It's been a breakout year for content strategy. Come hear why now we need to confront its ethical relevance—and learn about the missteps of teams that don't—through the lens of case studies and the perspective of the new publishing landscape.
Social media has seen rapid growth, but healthcare, a highly regulated and sometimes conservative industry, started as a somewhat reluctant player. Challenged with the need to comply with HIPAA guidelines as well as FDA marketing policies--even before the agency had addressed social media--healthcare organizations and their audiences were left to figure it out as they went along.
Led by some smart innovators, social health emerged in 2010 as a force to be reckoned with. Still, there have been missteps as well as successes, and many questions remain. Chief among them is the ethics of social media in healthcare, and how transparency may or may not be the ultimate cure-all.
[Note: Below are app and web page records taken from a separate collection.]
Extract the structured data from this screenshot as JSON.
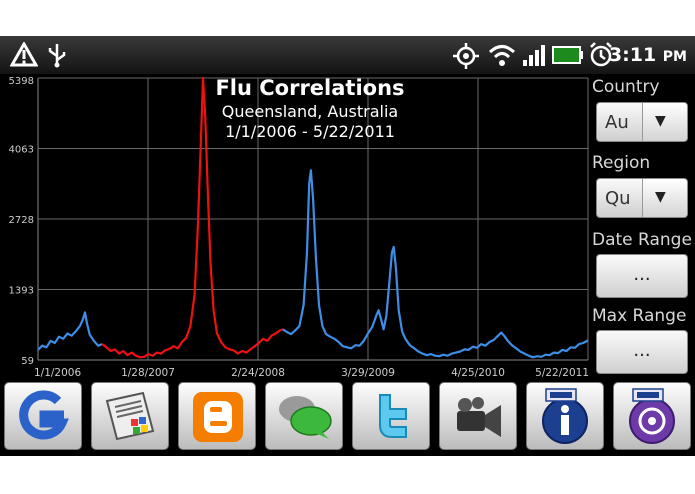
{
  "status_bar": {
    "time": "3:11",
    "ampm": "PM",
    "icons": [
      "warning-icon",
      "usb-icon",
      "gps-icon",
      "wifi-icon",
      "signal-icon",
      "battery-icon",
      "alarm-icon"
    ]
  },
  "panel": {
    "country_label": "Country",
    "country_value": "Au",
    "region_label": "Region",
    "region_value": "Qu",
    "date_range_label": "Date Range",
    "date_range_button": "...",
    "max_range_label": "Max Range",
    "max_range_button": "..."
  },
  "dock": [
    {
      "name": "google",
      "icon": "google-icon"
    },
    {
      "name": "news",
      "icon": "newspaper-icon"
    },
    {
      "name": "blogger",
      "icon": "blogger-icon"
    },
    {
      "name": "chat",
      "icon": "chat-bubbles-icon"
    },
    {
      "name": "twitter",
      "icon": "twitter-icon"
    },
    {
      "name": "video",
      "icon": "video-camera-icon"
    },
    {
      "name": "cdc-info",
      "icon": "cdc-info-icon"
    },
    {
      "name": "cdc-podcast",
      "icon": "cdc-podcast-icon"
    }
  ],
  "colors": {
    "highlight": "#ee1111",
    "series": "#3d8ee6",
    "grid": "#6a6a6a",
    "background": "#000000"
  },
  "chart_data": {
    "type": "line",
    "title": "Flu Correlations",
    "subtitle": "Queensland, Australia",
    "date_range": "1/1/2006 - 5/22/2011",
    "ylim": [
      59,
      5398
    ],
    "y_ticks": [
      59,
      1393,
      2728,
      4063,
      5398
    ],
    "x_tick_labels": [
      "1/1/2006",
      "1/28/2007",
      "2/24/2008",
      "3/29/2009",
      "4/25/2010",
      "5/22/2011"
    ],
    "x_range": [
      0,
      1967
    ],
    "highlight_range": [
      238,
      875
    ],
    "points": [
      [
        0,
        250
      ],
      [
        15,
        330
      ],
      [
        30,
        300
      ],
      [
        45,
        420
      ],
      [
        60,
        380
      ],
      [
        75,
        500
      ],
      [
        90,
        460
      ],
      [
        105,
        560
      ],
      [
        120,
        520
      ],
      [
        135,
        600
      ],
      [
        150,
        700
      ],
      [
        160,
        820
      ],
      [
        168,
        960
      ],
      [
        175,
        760
      ],
      [
        185,
        540
      ],
      [
        200,
        420
      ],
      [
        215,
        330
      ],
      [
        230,
        360
      ],
      [
        245,
        300
      ],
      [
        260,
        230
      ],
      [
        275,
        260
      ],
      [
        290,
        180
      ],
      [
        305,
        230
      ],
      [
        320,
        150
      ],
      [
        335,
        200
      ],
      [
        350,
        140
      ],
      [
        365,
        110
      ],
      [
        380,
        120
      ],
      [
        395,
        170
      ],
      [
        410,
        140
      ],
      [
        425,
        200
      ],
      [
        440,
        180
      ],
      [
        455,
        240
      ],
      [
        470,
        270
      ],
      [
        485,
        320
      ],
      [
        500,
        280
      ],
      [
        515,
        400
      ],
      [
        530,
        480
      ],
      [
        545,
        700
      ],
      [
        560,
        1300
      ],
      [
        572,
        2600
      ],
      [
        582,
        4100
      ],
      [
        590,
        5398
      ],
      [
        598,
        4700
      ],
      [
        607,
        3300
      ],
      [
        617,
        1900
      ],
      [
        628,
        1000
      ],
      [
        640,
        560
      ],
      [
        655,
        400
      ],
      [
        670,
        300
      ],
      [
        685,
        260
      ],
      [
        700,
        240
      ],
      [
        715,
        180
      ],
      [
        730,
        230
      ],
      [
        745,
        200
      ],
      [
        760,
        260
      ],
      [
        775,
        320
      ],
      [
        790,
        380
      ],
      [
        805,
        460
      ],
      [
        820,
        420
      ],
      [
        835,
        520
      ],
      [
        850,
        560
      ],
      [
        865,
        620
      ],
      [
        875,
        640
      ],
      [
        890,
        590
      ],
      [
        905,
        550
      ],
      [
        920,
        620
      ],
      [
        935,
        700
      ],
      [
        950,
        1100
      ],
      [
        962,
        2100
      ],
      [
        970,
        3400
      ],
      [
        976,
        3650
      ],
      [
        984,
        3100
      ],
      [
        994,
        2000
      ],
      [
        1005,
        1100
      ],
      [
        1017,
        700
      ],
      [
        1030,
        550
      ],
      [
        1045,
        500
      ],
      [
        1060,
        460
      ],
      [
        1075,
        400
      ],
      [
        1090,
        320
      ],
      [
        1105,
        300
      ],
      [
        1120,
        280
      ],
      [
        1135,
        340
      ],
      [
        1150,
        330
      ],
      [
        1165,
        420
      ],
      [
        1180,
        560
      ],
      [
        1195,
        680
      ],
      [
        1210,
        900
      ],
      [
        1218,
        1000
      ],
      [
        1226,
        850
      ],
      [
        1236,
        640
      ],
      [
        1246,
        900
      ],
      [
        1256,
        1500
      ],
      [
        1266,
        2100
      ],
      [
        1272,
        2200
      ],
      [
        1280,
        1800
      ],
      [
        1290,
        1000
      ],
      [
        1302,
        600
      ],
      [
        1315,
        450
      ],
      [
        1330,
        340
      ],
      [
        1345,
        280
      ],
      [
        1360,
        220
      ],
      [
        1375,
        180
      ],
      [
        1390,
        150
      ],
      [
        1405,
        170
      ],
      [
        1420,
        140
      ],
      [
        1435,
        130
      ],
      [
        1450,
        160
      ],
      [
        1465,
        140
      ],
      [
        1480,
        180
      ],
      [
        1495,
        200
      ],
      [
        1510,
        220
      ],
      [
        1525,
        260
      ],
      [
        1540,
        250
      ],
      [
        1555,
        310
      ],
      [
        1570,
        290
      ],
      [
        1585,
        360
      ],
      [
        1600,
        330
      ],
      [
        1615,
        400
      ],
      [
        1630,
        440
      ],
      [
        1645,
        520
      ],
      [
        1657,
        580
      ],
      [
        1667,
        520
      ],
      [
        1680,
        420
      ],
      [
        1695,
        340
      ],
      [
        1710,
        280
      ],
      [
        1725,
        220
      ],
      [
        1740,
        180
      ],
      [
        1755,
        140
      ],
      [
        1770,
        110
      ],
      [
        1785,
        130
      ],
      [
        1800,
        120
      ],
      [
        1815,
        160
      ],
      [
        1830,
        150
      ],
      [
        1845,
        200
      ],
      [
        1860,
        190
      ],
      [
        1875,
        250
      ],
      [
        1890,
        230
      ],
      [
        1905,
        300
      ],
      [
        1920,
        290
      ],
      [
        1935,
        360
      ],
      [
        1950,
        380
      ],
      [
        1967,
        430
      ]
    ]
  }
}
Two social health advocates--a leading social health consultant and an executive from one of the nation's premier hospitals--will lead an interactive discussion to explore the multifaceted challenge of social-powered ethics in healthcare.
Some of the topics they'll tackle include the birth of the fPatient, the over/under on disclosure, the friendly ghostwriter, and turning regulatory and legal into champions. Attendees will help shape the conversation and walk away with actionable strategies to apply to their social media efforts.
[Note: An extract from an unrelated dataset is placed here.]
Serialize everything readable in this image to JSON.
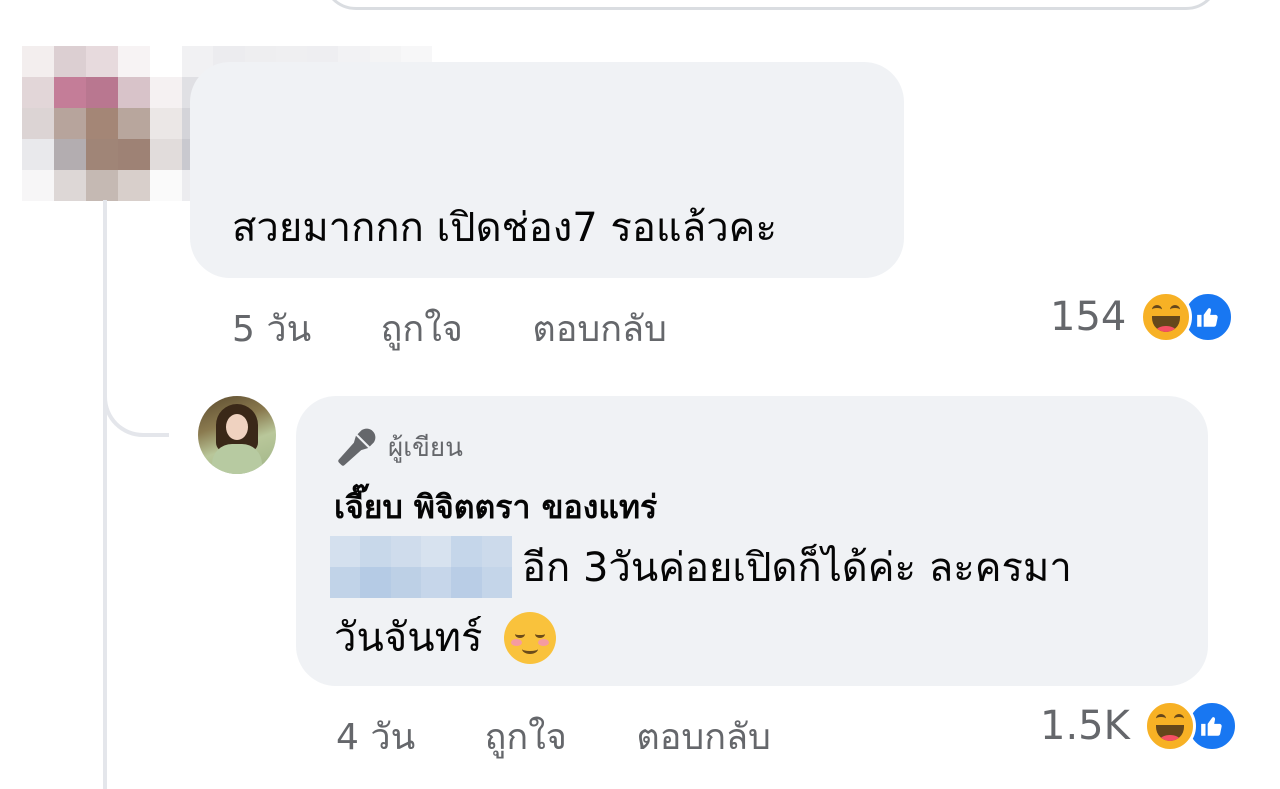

In this age of radical transparency, can corporations that mistreat their users or cause harm in the world get away with it? Does the market discipline companies so that responsibility is now an essential part of doing business? Or is corporate responsibility just a clever trick to gain a slight marketing advantage and defer state regulation? Is the first and only duty of a company to provide value to its shareholders? This debate will consider these issues through the lens of Google, the most significant promoter of a corporate moral ethos. It will consider the ethics of doing business in authoritarian places such as China, pursuing environmentally sustainable infrastructure, and treating labor fairly.
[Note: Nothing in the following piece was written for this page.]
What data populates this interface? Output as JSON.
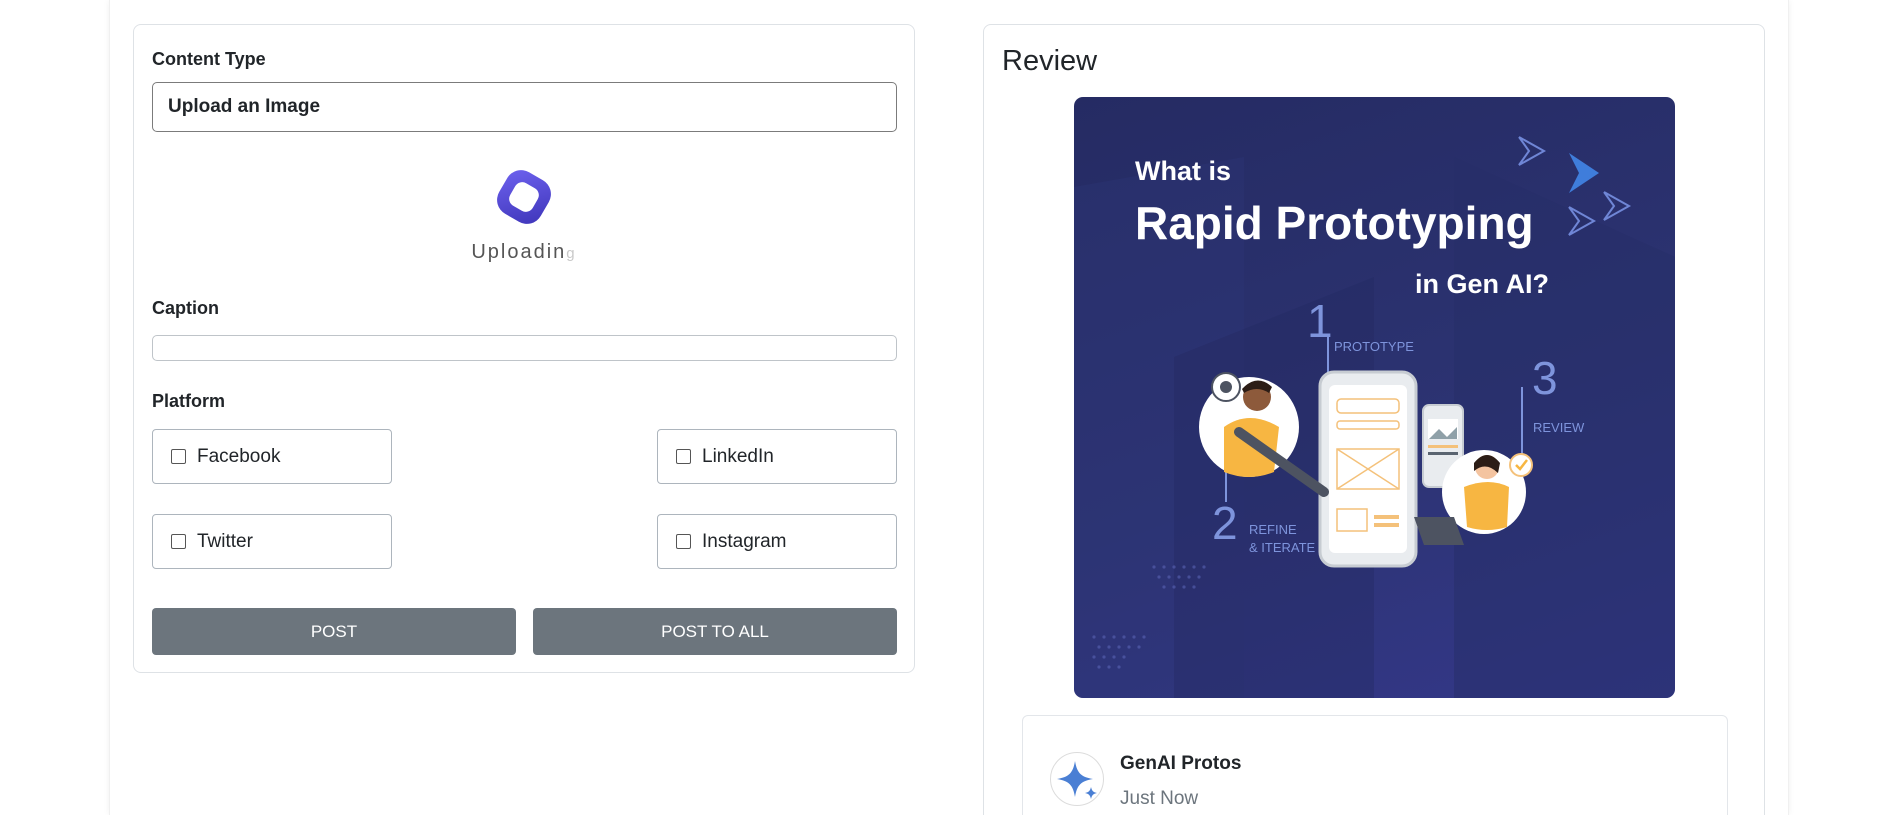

This session, proposed by Dan Ariely and Sarah Szalavitz, will investigate the relationship between morality and user engagement online, as well as in real life. Prior to the presentation, we will ask friends and the SXSW community to participate in an experiment to explore how the choices we are offered by user experiences and online communities "game" the outcome--or whether we are making choices at all, if our brains can't resist seeking Mayorships on FourSquare or growing farms on Farmville. During the session, we'll first offer the survey to attendees, share our findings from the results we already have, and then explore the implications for online behavior, user experience, and morality. We'll consider how cognitively irresistible user experiences are created, as well as its on both our online and offline identities. Further, we'll explore how the predetermination of user behavior by choice optimization and social design, can encourage cheating, both by users and designers. Finally, we'll look at the impact the flexibility of our morality in our various identities and behaviors could have on the future of the choices we'll both offer and be offered.
11th–15th March 2011